I refer to the Louth County Hospital, which is about to close for all intents and purposes. It will not close completely. The doors will be open and it will deal with some endoscopies, minor procedures and cuts and bruises but it will deal with nothing serious. We were promised a minor injuries unit in the Louth County Hospital but I will not hold my breath for that to happen because I do not believe it. However, if it does take place, no service will be adequate to replace what has been in place for 50 years now, that is, a proper, functioning accident and emergency service.
The people in Meath, especially in the Navan area, need to know that the services of Our Lady's Hospital, Navan are already being run down and it will be closed as well. There is a slow burn in place and those working there have already been put on notice that re-configuration will take place. The people who use that hospital will have to travel a substantial distance for health care.

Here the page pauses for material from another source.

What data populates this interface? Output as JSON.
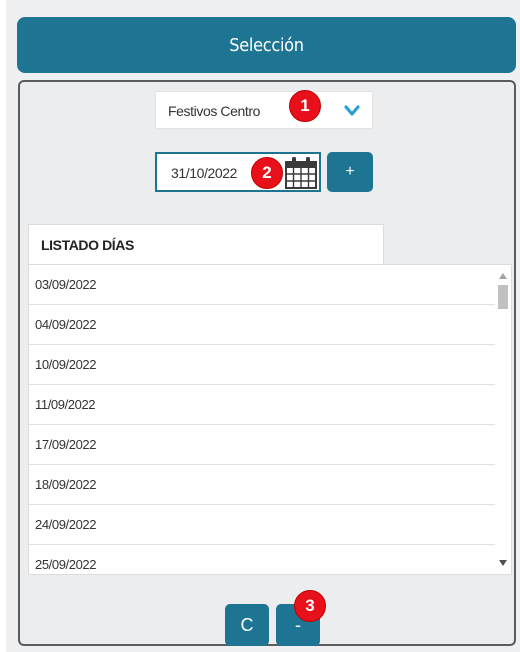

I intend to use my last two minutes to say it is a shame, not only on this Government and its Ministers, but on every Member who votes in favour of the Government. It is scandalous that, time after time, certain backbenchers get up and walk through the lobbies and vote for this policy which is grinding down our health service. The Minister for Health and Children is somewhat like an absentee landlord. She shows up here once in a blue moon but has shown no diligence, interest or enthusiasm for the position she holds. She should go. In fact, she should be sacked and put out the door for neglect of the service. Similarly, the Government should be told to go as well. I look forward to an early general election to give the people an opportunity to give an answer to this Government once and for all and to say to it "No more". It should turn this policy around to give a proper health care service to everyone in the State not only to the millionaires who can afford it, but to the ordinary people wherever they come from. People should have reasonable access to a proper health service no matter what the size of their bank account.